he pink pills must have looked like candy to 18-month-old Gregory B, because he ate a handful of them.
They were not candy, but Glyburide tablets, a glucose-lowering agent for diabetic patients, which were left lying about by his grandfather. Mercifully, Gregory's mother noticed that the medication was missing, and quickly contacted the Long Island Regional Poison Control Center (PCC) at Winthrop, where Nurse Specialist Randi Mestel, RN, BSN, CSPI took her call.
"Mrs. B was frantic at first," Ms. Mestel says. "I calmed her down, then assessed the situation and made arrangements for Gregory to be brought to Winthrop's Emergency Department."
Without the immediate treatment Gregory received at Winthrop, his dangerously low glucose level might have produced convulsions, brain damage - even, ultimately, death. Intravenous glucose
administration restored his blood chemistry to a normal range, and ongoing monitoring in the Pediatric Intensive Care Unit assured that Gregory was recovering. He was stable by morning, and able to return home the following day.
As Gregory was discharged, his mother received detailed poison prevention information, and his grandfather was reminded to keep his medications out of the sight and reach of small children.
A Life Saving Resource
Gregory's episode was traumatic for his family, but, in fact,
Winthrop's PCC staff members
routinely save lives. Under the direction of Howard Mofenson, MD, Medical Director, and Thomas Caraccio, PharmD, Coordinator, and certified by the American Association of Poison Control Centers, the PCC is a comprehensive resource of information and advice on toxins that affect humans,
animals, and the environment.
Elderly people are at a greater risk of poisoning, because of the number of medications they take for chronic illnesses. Drug interactions are another source of their problems. Winthrop's PCC staff has also found that one out
of every five accidental childhood poisonings involves grandparents and their medications.
Serving 2.7 million Nassau and Suffolk residents, plus 36 area hospitals, the PCC provides toxicological and pharmaceutical information to callers; instructs in the First Aid management of toxicological emergencies; offers professional consultations to physicians and hospitals for serious poisonings; collects and analyzes data on toxins; and provides accurate information on poison prevention.

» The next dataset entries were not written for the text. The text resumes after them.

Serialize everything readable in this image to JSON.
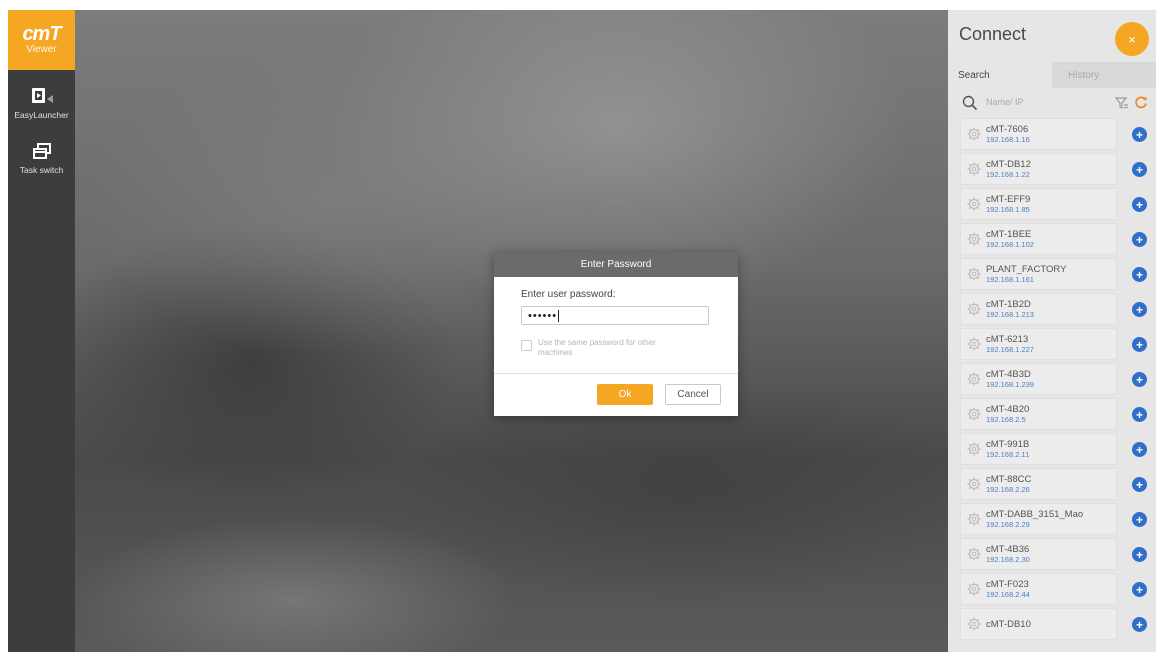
{
  "sidebar": {
    "logo_main": "cmT",
    "logo_sub": "Viewer",
    "items": [
      {
        "label": "EasyLauncher",
        "icon": "easylauncher-icon"
      },
      {
        "label": "Task switch",
        "icon": "task-switch-icon"
      }
    ]
  },
  "dialog": {
    "title": "Enter Password",
    "prompt": "Enter user password:",
    "password_mask": "••••••",
    "checkbox_label": "Use the same password for other machines",
    "ok_label": "Ok",
    "cancel_label": "Cancel"
  },
  "panel": {
    "title": "Connect",
    "close_icon": "×",
    "tabs": [
      "Search",
      "History"
    ],
    "search_placeholder": "Name/ IP",
    "devices": [
      {
        "name": "cMT-7606",
        "ip": "192.168.1.16"
      },
      {
        "name": "cMT-DB12",
        "ip": "192.168.1.22"
      },
      {
        "name": "cMT-EFF9",
        "ip": "192.168.1.85"
      },
      {
        "name": "cMT-1BEE",
        "ip": "192.168.1.102"
      },
      {
        "name": "PLANT_FACTORY",
        "ip": "192.168.1.161"
      },
      {
        "name": "cMT-1B2D",
        "ip": "192.168.1.213"
      },
      {
        "name": "cMT-6213",
        "ip": "192.168.1.227"
      },
      {
        "name": "cMT-4B3D",
        "ip": "192.168.1.239"
      },
      {
        "name": "cMT-4B20",
        "ip": "192.168.2.5"
      },
      {
        "name": "cMT-991B",
        "ip": "192.168.2.11"
      },
      {
        "name": "cMT-88CC",
        "ip": "192.168.2.26"
      },
      {
        "name": "cMT-DABB_3151_Mao",
        "ip": "192.168.2.29"
      },
      {
        "name": "cMT-4B36",
        "ip": "192.168.2.30"
      },
      {
        "name": "cMT-F023",
        "ip": "192.168.2.44"
      },
      {
        "name": "cMT-DB10",
        "ip": ""
      }
    ]
  },
  "colors": {
    "accent": "#f5a623",
    "sidebar_bg": "#3b3d3f",
    "add_button": "#2f6fc9",
    "ip_text": "#4a7fc1"
  }
}
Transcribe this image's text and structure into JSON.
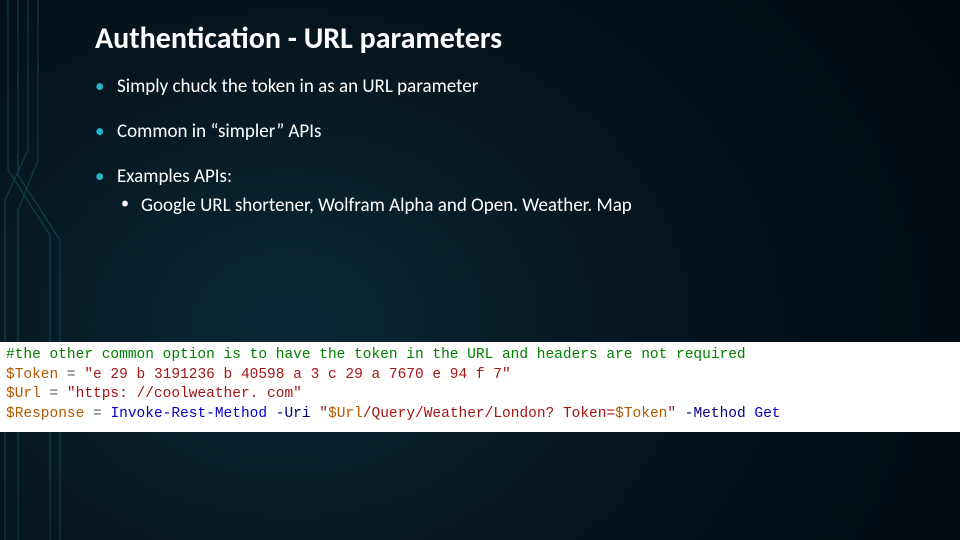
{
  "title": "Authentication - URL parameters",
  "bullets": {
    "b1": "Simply chuck the token in as an URL parameter",
    "b2": "Common in “simpler” APIs",
    "b3": "Examples APIs:",
    "b3_sub1": "Google URL shortener,  Wolfram Alpha and Open. Weather. Map"
  },
  "code": {
    "comment": "#the other common option is to have the token in the URL and headers are not required",
    "var_token": "$Token",
    "var_url": "$Url",
    "var_response": "$Response",
    "eq": " = ",
    "token_value": "\"e 29 b 3191236 b 40598 a 3 c 29 a 7670 e 94 f 7\"",
    "url_value": "\"https: //coolweather. com\"",
    "cmd": "Invoke-Rest-Method",
    "p_uri": " -Uri ",
    "uri_left": "\"",
    "uri_path": "/Query/Weather/London? Token=",
    "uri_right": "\"",
    "p_method": " -Method ",
    "method_val": "Get"
  }
}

Utilization continues to climb each year. During l997, the staff managed more than 64,000 calls for help, a 25% increase compared to l992, prior to the PCC's association with Winthrop. Incidents relating to children under six years of age generate 52% of all calls received annually - which correlates closely with national data. Calls are also more
frequent during the
summer. Dr. Caraccio identifies the home as the most frequent site
of exposure to poison,
followed by industrial worksites.
As the PCC offers service through round-the-clock AT&T language
service, calls also come from
overseas. Last year, the staff saved the life of a little boy in Mexico who had ingested lye.
The PCC also manages animal exposures and bites, including snake bites. In late December, l997, the PCC was consulted by the Long Island Reptile Museum in Hicksville for advice on treating an employee who had been bitten by a Gaboon Viper, a West African snake. Through the PCC, arrangements were made to have the man flown to Bronx Jacobi Medical Center, the metropolitan area's regional snake bite hospital, where he underwent anti-venom therapy imported from South Africa.
The PCC also develops specialized protocols for violent or suicidal patients, and provides management input and seasonal bulletins on food poisoning and environmental hazards, such as Halloween safety, "How to Defrost and Prepare Your Turkey," and holiday decoration and toy safety.
The Center also provides information on such specialized areas as veterinary toxicology and the effect of drugs and chemicals on a
Did you know that 80% of all lead poisonings on Long Island are caused primarily by ingestion? The PCC also serves as Long Island's primary resource for the prevention of lead poisoning, with Andrea Donatelli, RN, PNP serving as Lead Coordinator. During l997, the PCC monitored 8 patients at Winthrop's Lead Clinic, 15 cases at Nassau County Medical Center, and provided 28 medical consultations.
The Center also provides free poison prevention programs for all age groups throughout Nassau and Suffolk, as well as substance abuse education. Recently, the PCC established the Long Island Injury and Prevention Center, an educational resource for health professionals and the public.
Besides publishing "Poison Perspectives," a monthly newsletter for physicians, and "Pointers on Poison" for the public, the PCC keeps hospital emergency departments informed about the latest toxicological emergencies through its bi-weekly update, "Tox Alerts." For more information, call 516/542-2323.